Palin: I would like to see more women given more support so that those of us who say, “You know, a culture of life is what we believe.” Is best … for human kind, you know, to respect the sanctity of every human life. And to understand … that we live in a pretty messed up world sometimes.
When you consider what’s going on in this world. The most promising and good ingredients in this world … is a child. The hope that a child brings. And just understanding that. Being near and dear to my heart. I want to do all that I can to reduce the number abortions.
And to usher in that culture of life. And in my respect for the other side of this issue, I have not spoken with one woman who do, may disagree with me on, when abortions could or should be allowed, not one woman has disagreed, as we sit down and rationally talk about … the common goal we have, and that is to see fewer and fewer abortions. And to provide more and more women support in this world.
Couric: Some people have credited the morning-after pill as for decreasing the number of abortions. How do you feel about the morning after pill?
Palin: Well …I’m all for contraception. And I’m all for any preventative measures that are legal and safe and should be taken. But, Katie, again and we can go round and round about the abortion issue, but I am one to seek a culture of life. I am one to believe that life starts at the moment of conception. And I would like to see …
Couric: And so you don’t believe in the morning-after pill.
Palin: I would like to see fewer and fewer abortions in this world. And, again, I haven’t spoken with anyone who disagrees with my position on that.
Couric: I’m sorry. I just want to ask you again. Do you not support or do you condone or condemn the morning after pill?
Palin: Personally, and this is isn’t McCain-Palin policy …
Couric: That’s OK. I’m just asking you.
Palin: But, personally, I would not choose to participate in that kind of contraception. It …
Couric: Do you think it should be illegal?

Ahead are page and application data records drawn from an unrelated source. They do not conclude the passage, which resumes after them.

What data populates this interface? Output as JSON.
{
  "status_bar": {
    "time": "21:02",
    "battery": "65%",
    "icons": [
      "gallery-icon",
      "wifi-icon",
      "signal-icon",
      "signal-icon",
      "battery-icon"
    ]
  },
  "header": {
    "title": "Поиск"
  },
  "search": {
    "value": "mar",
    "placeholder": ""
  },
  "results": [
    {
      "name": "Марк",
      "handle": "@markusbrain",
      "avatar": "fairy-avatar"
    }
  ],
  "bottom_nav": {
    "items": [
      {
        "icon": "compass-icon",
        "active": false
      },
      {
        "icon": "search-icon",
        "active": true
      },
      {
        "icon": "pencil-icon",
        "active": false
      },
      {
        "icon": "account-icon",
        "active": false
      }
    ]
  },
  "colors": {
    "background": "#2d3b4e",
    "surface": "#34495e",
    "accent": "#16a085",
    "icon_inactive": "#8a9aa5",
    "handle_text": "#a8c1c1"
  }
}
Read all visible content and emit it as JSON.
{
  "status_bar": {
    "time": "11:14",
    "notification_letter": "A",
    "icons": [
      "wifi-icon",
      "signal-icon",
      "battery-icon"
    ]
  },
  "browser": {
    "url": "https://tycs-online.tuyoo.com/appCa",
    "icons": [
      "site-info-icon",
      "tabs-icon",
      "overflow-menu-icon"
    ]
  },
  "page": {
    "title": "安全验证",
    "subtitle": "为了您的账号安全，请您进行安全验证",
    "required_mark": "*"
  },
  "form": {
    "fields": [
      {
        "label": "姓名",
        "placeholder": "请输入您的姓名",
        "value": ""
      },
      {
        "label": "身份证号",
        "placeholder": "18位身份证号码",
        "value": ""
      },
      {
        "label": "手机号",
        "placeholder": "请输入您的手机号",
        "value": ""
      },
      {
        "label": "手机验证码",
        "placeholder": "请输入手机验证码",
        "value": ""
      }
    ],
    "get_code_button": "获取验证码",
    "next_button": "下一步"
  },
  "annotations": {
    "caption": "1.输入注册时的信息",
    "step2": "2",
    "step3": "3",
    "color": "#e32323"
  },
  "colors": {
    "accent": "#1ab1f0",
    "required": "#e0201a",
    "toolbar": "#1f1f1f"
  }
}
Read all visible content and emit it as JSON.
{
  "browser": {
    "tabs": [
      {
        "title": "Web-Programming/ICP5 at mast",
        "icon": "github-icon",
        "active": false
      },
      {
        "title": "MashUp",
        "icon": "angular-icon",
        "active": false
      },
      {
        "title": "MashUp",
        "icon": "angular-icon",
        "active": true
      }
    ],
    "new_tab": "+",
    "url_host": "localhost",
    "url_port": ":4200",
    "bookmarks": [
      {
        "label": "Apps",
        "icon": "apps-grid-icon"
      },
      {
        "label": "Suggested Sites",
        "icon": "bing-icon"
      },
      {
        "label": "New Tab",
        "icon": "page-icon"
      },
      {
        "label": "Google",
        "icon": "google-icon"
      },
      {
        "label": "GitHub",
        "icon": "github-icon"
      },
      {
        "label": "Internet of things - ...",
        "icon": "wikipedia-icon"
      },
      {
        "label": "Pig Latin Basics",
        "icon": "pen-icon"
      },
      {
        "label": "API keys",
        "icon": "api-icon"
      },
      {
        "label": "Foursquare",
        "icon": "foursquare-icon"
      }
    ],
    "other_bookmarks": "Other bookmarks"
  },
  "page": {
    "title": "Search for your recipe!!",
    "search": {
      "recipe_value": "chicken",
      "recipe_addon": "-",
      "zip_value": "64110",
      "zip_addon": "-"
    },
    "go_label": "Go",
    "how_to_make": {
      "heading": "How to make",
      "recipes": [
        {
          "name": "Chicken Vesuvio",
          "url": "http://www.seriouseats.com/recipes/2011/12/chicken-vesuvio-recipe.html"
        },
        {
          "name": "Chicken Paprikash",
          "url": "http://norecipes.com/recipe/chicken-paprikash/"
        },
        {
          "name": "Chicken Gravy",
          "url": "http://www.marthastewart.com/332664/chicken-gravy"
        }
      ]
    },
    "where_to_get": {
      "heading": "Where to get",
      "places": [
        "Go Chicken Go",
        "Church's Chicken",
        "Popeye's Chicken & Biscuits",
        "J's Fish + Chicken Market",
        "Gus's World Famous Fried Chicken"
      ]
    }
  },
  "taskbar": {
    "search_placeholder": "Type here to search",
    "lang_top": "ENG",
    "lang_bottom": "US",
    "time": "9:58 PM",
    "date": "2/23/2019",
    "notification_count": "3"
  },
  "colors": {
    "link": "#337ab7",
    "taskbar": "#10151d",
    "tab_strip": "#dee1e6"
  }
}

Palin: I don’t think that it should necessarily be illegal. But we can go, again, round and round. And what the foundation I believe of this debate, of this discussion, even of your questions, is do you believe in the sanctity of life? Are you are you gonna side on the pro-life position or not when decisions are in front of you and you have to make them? Now, as a vice president, what positions would a vice-president have to take on the abortion issue? They’re not legislating. A vice president does not make law.
Couric: But if you have a moral problem with abortion, it seems to me you would do everything in your power to make it illegal and overturn Roe v. Wade and …
Palin: Of course, it’s the legislature, the law-making branch of our third, of our three branches of government …
Couric: But they …
Palin: …makes the laws.
Couric: …your vision or the administration’s vision.
Palin: Well, let’s be practical about it and let’s be realistic about a vice-president’s role in this debate. I can personally share my views, which I don’t apologize when I share my views of being pro-life. And, you know, I’ll do that all day long if you want me to. But a vice-president does not make law. And a vice-president does not interpret the law either.
Couric: So you’re saying this won’t be a top issue for you if you’re elected?
Palin: I will do all that I can personally to encourage that culture of life, to remind women that I believe with more empowerment, they – more and more women will realize that they are strong enough … and they are able to carry a child and still continue a career, still continue education opportunities, all with the goal being fewer and fewer abortions in this world.